** Records supplied follows **

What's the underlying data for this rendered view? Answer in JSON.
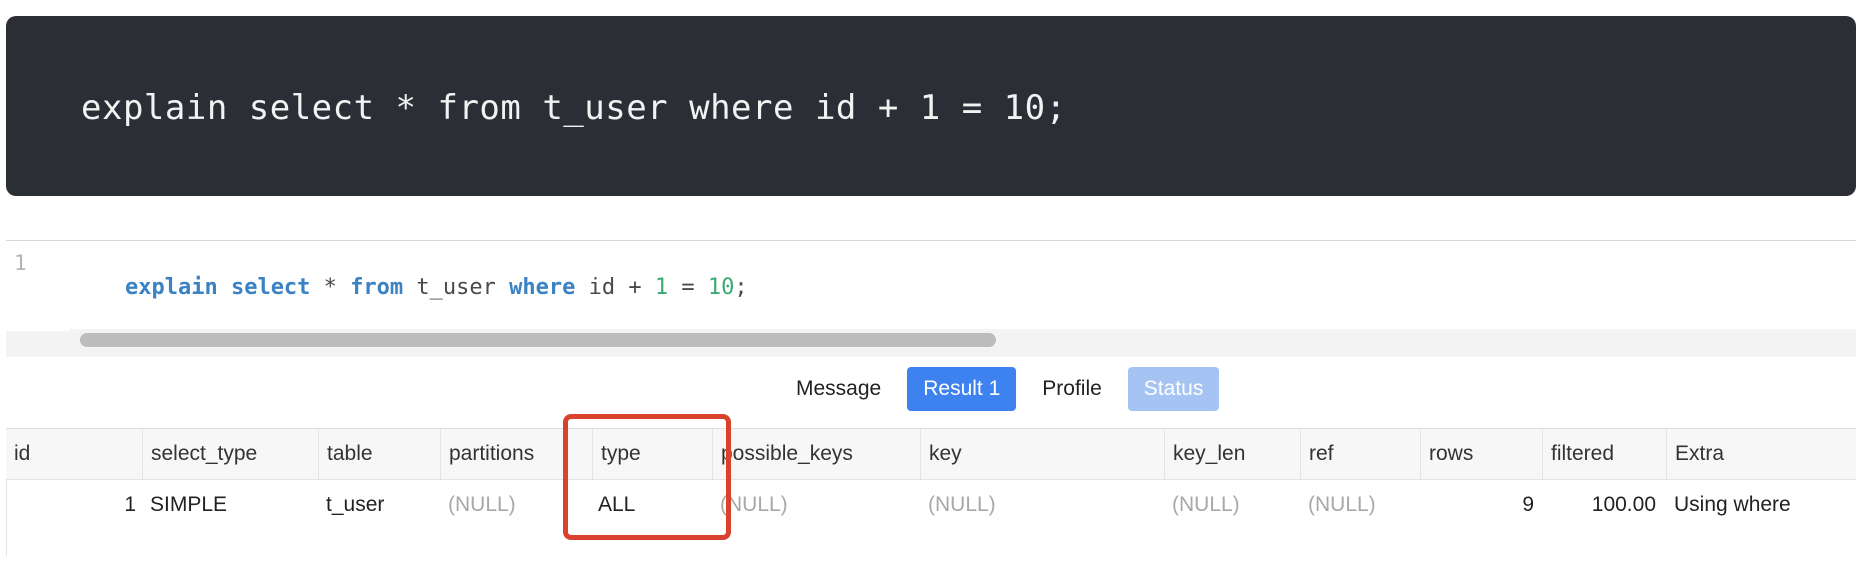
{
  "code_block": {
    "text": "explain select * from t_user where id + 1 = 10;"
  },
  "editor": {
    "line_number": "1",
    "tokens": [
      {
        "text": "explain",
        "kind": "keyword"
      },
      {
        "text": " ",
        "kind": "plain"
      },
      {
        "text": "select",
        "kind": "keyword"
      },
      {
        "text": " * ",
        "kind": "plain"
      },
      {
        "text": "from",
        "kind": "keyword"
      },
      {
        "text": " t_user ",
        "kind": "plain"
      },
      {
        "text": "where",
        "kind": "keyword"
      },
      {
        "text": " id + ",
        "kind": "plain"
      },
      {
        "text": "1",
        "kind": "number"
      },
      {
        "text": " = ",
        "kind": "plain"
      },
      {
        "text": "10",
        "kind": "number"
      },
      {
        "text": ";",
        "kind": "plain"
      }
    ],
    "colors": {
      "keyword": "#3b82c4",
      "number": "#3aaa72",
      "plain": "#4a4a4a"
    }
  },
  "tabs": {
    "message": "Message",
    "result": "Result 1",
    "profile": "Profile",
    "status": "Status"
  },
  "grid": {
    "columns": [
      "id",
      "select_type",
      "table",
      "partitions",
      "type",
      "possible_keys",
      "key",
      "key_len",
      "ref",
      "rows",
      "filtered",
      "Extra"
    ],
    "rows": [
      [
        "1",
        "SIMPLE",
        "t_user",
        "(NULL)",
        "ALL",
        "(NULL)",
        "(NULL)",
        "(NULL)",
        "(NULL)",
        "9",
        "100.00",
        "Using where"
      ]
    ]
  },
  "highlight": {
    "column": "type",
    "color": "#d9432e"
  }
}
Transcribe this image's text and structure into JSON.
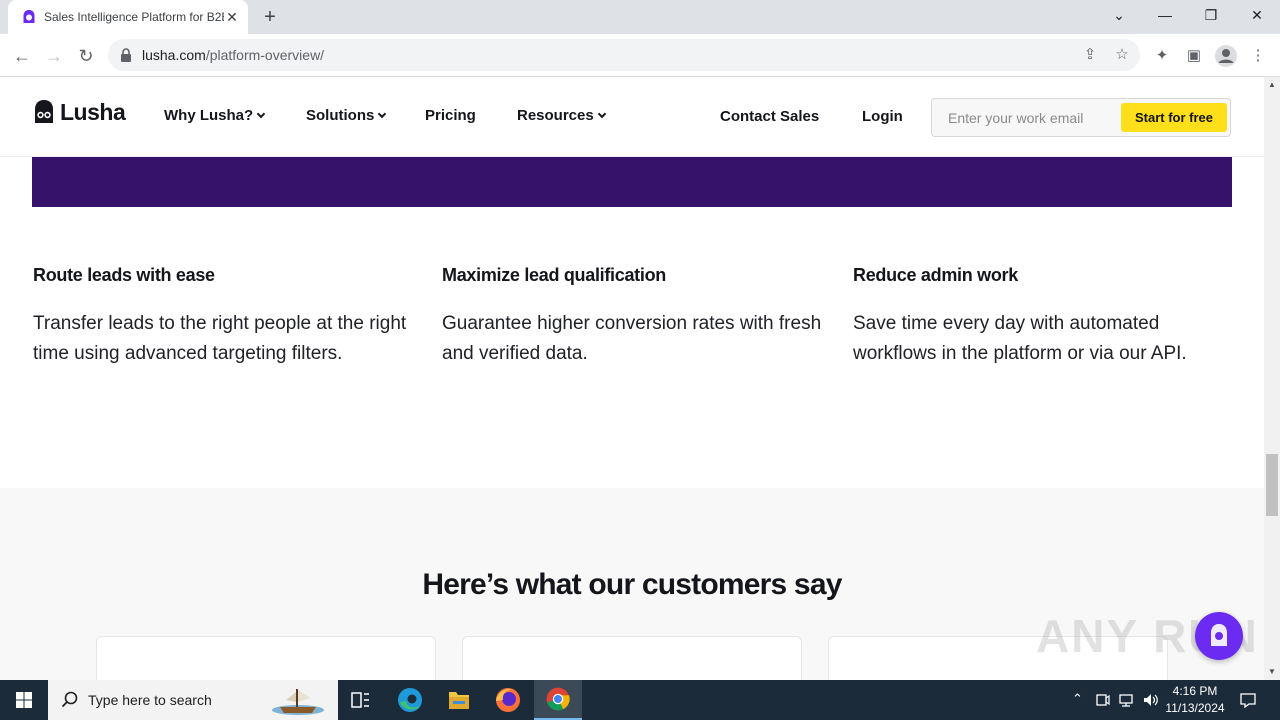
{
  "browser": {
    "tab_title": "Sales Intelligence Platform for B2B",
    "tab_close": "✕",
    "new_tab": "+",
    "url_domain": "lusha.com",
    "url_path": "/platform-overview/",
    "controls": {
      "dropdown": "⌄",
      "minimize": "—",
      "restore": "❐",
      "close": "✕"
    }
  },
  "site_nav": {
    "brand": "Lusha",
    "items": [
      {
        "label": "Why Lusha?",
        "has_dropdown": true
      },
      {
        "label": "Solutions",
        "has_dropdown": true
      },
      {
        "label": "Pricing",
        "has_dropdown": false
      },
      {
        "label": "Resources",
        "has_dropdown": true
      }
    ],
    "contact_sales": "Contact Sales",
    "login": "Login",
    "email_placeholder": "Enter your work email",
    "cta": "Start for free"
  },
  "features": [
    {
      "title": "Route leads with ease",
      "body": "Transfer leads to the right people at the right time using advanced targeting filters."
    },
    {
      "title": "Maximize lead qualification",
      "body": "Guarantee higher conversion rates with fresh and verified data."
    },
    {
      "title": "Reduce admin work",
      "body": "Save time every day with automated workflows in the platform or via our API."
    }
  ],
  "testimonials": {
    "heading": "Here’s what our customers say"
  },
  "watermark": "ANY RUN",
  "taskbar": {
    "search_placeholder": "Type here to search",
    "time": "4:16 PM",
    "date": "11/13/2024"
  },
  "colors": {
    "brand_purple": "#36126b",
    "cta_yellow": "#ffde1a",
    "chat_purple": "#6b2bf0",
    "taskbar": "#1c2b3a"
  }
}
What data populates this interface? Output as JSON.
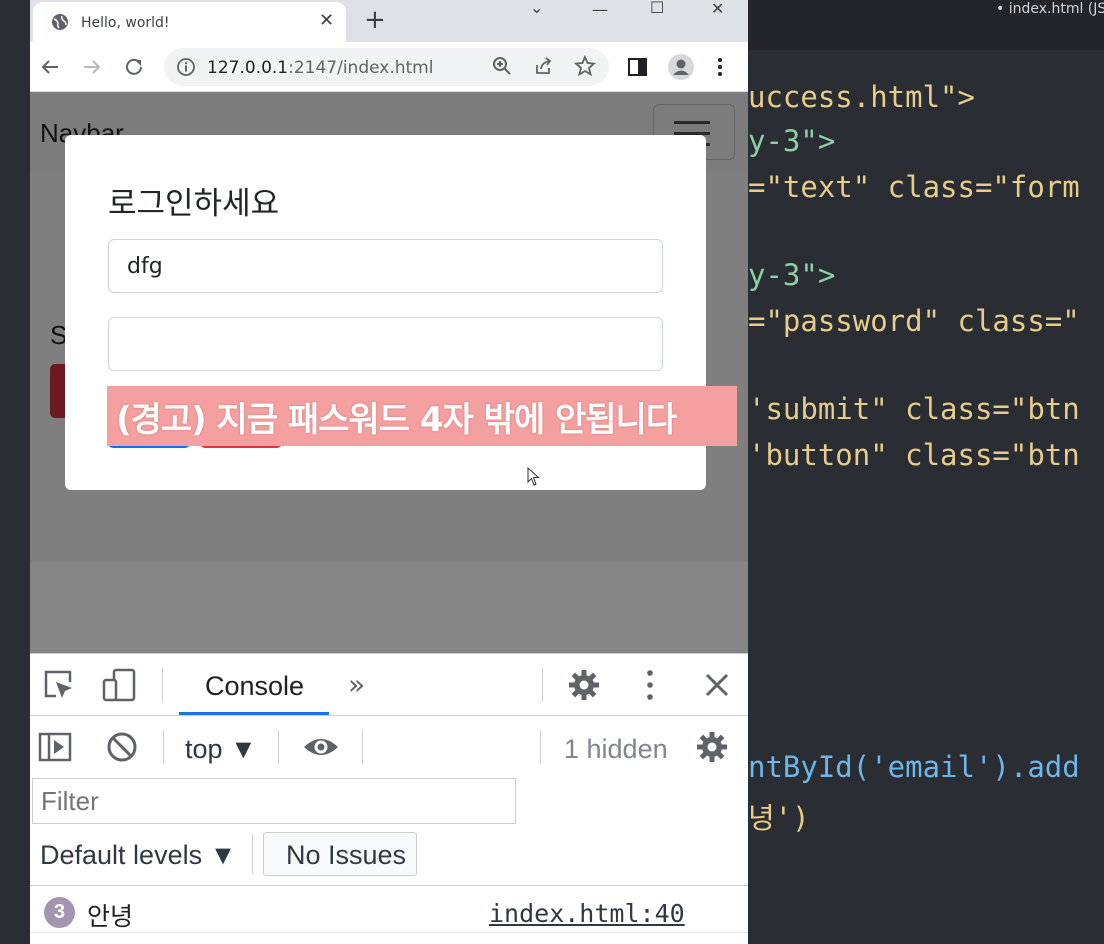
{
  "browser": {
    "tab_title": "Hello, world!",
    "tab_close": "✕",
    "new_tab": "+",
    "url_host": "127.0.0.1",
    "url_rest": ":2147/index.html",
    "window_controls": [
      "⌄",
      "—",
      "☐",
      "✕"
    ]
  },
  "page": {
    "navbar_brand": "Navbar",
    "background_heading_fragment": "S",
    "modal": {
      "title": "로그인하세요",
      "email_value": "dfg",
      "password_value": ""
    },
    "warning_overlay": "(경고) 지금 패스워드 4자 밖에 안됩니다"
  },
  "devtools": {
    "tab_console": "Console",
    "more_tabs": "»",
    "context": "top ▼",
    "hidden_count": "1 hidden",
    "filter_placeholder": "Filter",
    "default_levels": "Default levels ▼",
    "issues_button": "No Issues",
    "log": {
      "count": "3",
      "message": "안녕",
      "source": "index.html:40"
    }
  },
  "editor": {
    "tab_title": "• index.html (JS)",
    "lines": [
      "uccess.html\">",
      "y-3\">",
      "=\"text\" class=\"form",
      "y-3\">",
      "=\"password\" class=\"",
      "'submit\" class=\"btn",
      "'button\" class=\"btn",
      "ntById('email').add",
      "녕')"
    ]
  },
  "colors": {
    "primary": "#0d6efd",
    "danger": "#dc3545",
    "warning_bg": "#f4a0a0",
    "devtools_accent": "#1a73e8",
    "editor_bg": "#2b2d34"
  }
}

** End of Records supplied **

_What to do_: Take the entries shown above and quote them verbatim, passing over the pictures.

_Exercise answer_:
What's the underlying data for this rendered view? Answer in JSON.
{
  "code_block": {
    "text": "explain select * from t_user where id + 1 = 10;"
  },
  "editor": {
    "line_number": "1",
    "tokens": [
      {
        "text": "explain",
        "kind": "keyword"
      },
      {
        "text": " ",
        "kind": "plain"
      },
      {
        "text": "select",
        "kind": "keyword"
      },
      {
        "text": " * ",
        "kind": "plain"
      },
      {
        "text": "from",
        "kind": "keyword"
      },
      {
        "text": " t_user ",
        "kind": "plain"
      },
      {
        "text": "where",
        "kind": "keyword"
      },
      {
        "text": " id + ",
        "kind": "plain"
      },
      {
        "text": "1",
        "kind": "number"
      },
      {
        "text": " = ",
        "kind": "plain"
      },
      {
        "text": "10",
        "kind": "number"
      },
      {
        "text": ";",
        "kind": "plain"
      }
    ],
    "colors": {
      "keyword": "#3b82c4",
      "number": "#3aaa72",
      "plain": "#4a4a4a"
    }
  },
  "tabs": {
    "message": "Message",
    "result": "Result 1",
    "profile": "Profile",
    "status": "Status"
  },
  "grid": {
    "columns": [
      "id",
      "select_type",
      "table",
      "partitions",
      "type",
      "possible_keys",
      "key",
      "key_len",
      "ref",
      "rows",
      "filtered",
      "Extra"
    ],
    "rows": [
      [
        "1",
        "SIMPLE",
        "t_user",
        "(NULL)",
        "ALL",
        "(NULL)",
        "(NULL)",
        "(NULL)",
        "(NULL)",
        "9",
        "100.00",
        "Using where"
      ]
    ]
  },
  "highlight": {
    "column": "type",
    "color": "#d9432e"
  }
}
Transcribe this image's text and structure into JSON.
{
  "browser": {
    "tab_title": "Sales Intelligence Platform for B2B",
    "tab_close": "✕",
    "new_tab": "+",
    "url_domain": "lusha.com",
    "url_path": "/platform-overview/",
    "controls": {
      "dropdown": "⌄",
      "minimize": "—",
      "restore": "❐",
      "close": "✕"
    }
  },
  "site_nav": {
    "brand": "Lusha",
    "items": [
      {
        "label": "Why Lusha?",
        "has_dropdown": true
      },
      {
        "label": "Solutions",
        "has_dropdown": true
      },
      {
        "label": "Pricing",
        "has_dropdown": false
      },
      {
        "label": "Resources",
        "has_dropdown": true
      }
    ],
    "contact_sales": "Contact Sales",
    "login": "Login",
    "email_placeholder": "Enter your work email",
    "cta": "Start for free"
  },
  "features": [
    {
      "title": "Route leads with ease",
      "body": "Transfer leads to the right people at the right time using advanced targeting filters."
    },
    {
      "title": "Maximize lead qualification",
      "body": "Guarantee higher conversion rates with fresh and verified data."
    },
    {
      "title": "Reduce admin work",
      "body": "Save time every day with automated workflows in the platform or via our API."
    }
  ],
  "testimonials": {
    "heading": "Here’s what our customers say"
  },
  "watermark": "ANY RUN",
  "taskbar": {
    "search_placeholder": "Type here to search",
    "time": "4:16 PM",
    "date": "11/13/2024"
  },
  "colors": {
    "brand_purple": "#36126b",
    "cta_yellow": "#ffde1a",
    "chat_purple": "#6b2bf0",
    "taskbar": "#1c2b3a"
  }
}
What data populates this interface? Output as JSON.
{
  "browser": {
    "tab_title": "Hello, world!",
    "tab_close": "✕",
    "new_tab": "+",
    "url_host": "127.0.0.1",
    "url_rest": ":2147/index.html",
    "window_controls": [
      "⌄",
      "—",
      "☐",
      "✕"
    ]
  },
  "page": {
    "navbar_brand": "Navbar",
    "background_heading_fragment": "S",
    "modal": {
      "title": "로그인하세요",
      "email_value": "dfg",
      "password_value": ""
    },
    "warning_overlay": "(경고) 지금 패스워드 4자 밖에 안됩니다"
  },
  "devtools": {
    "tab_console": "Console",
    "more_tabs": "»",
    "context": "top ▼",
    "hidden_count": "1 hidden",
    "filter_placeholder": "Filter",
    "default_levels": "Default levels ▼",
    "issues_button": "No Issues",
    "log": {
      "count": "3",
      "message": "안녕",
      "source": "index.html:40"
    }
  },
  "editor": {
    "tab_title": "• index.html (JS)",
    "lines": [
      "uccess.html\">",
      "y-3\">",
      "=\"text\" class=\"form",
      "y-3\">",
      "=\"password\" class=\"",
      "'submit\" class=\"btn",
      "'button\" class=\"btn",
      "ntById('email').add",
      "녕')"
    ]
  },
  "colors": {
    "primary": "#0d6efd",
    "danger": "#dc3545",
    "warning_bg": "#f4a0a0",
    "devtools_accent": "#1a73e8",
    "editor_bg": "#2b2d34"
  }
}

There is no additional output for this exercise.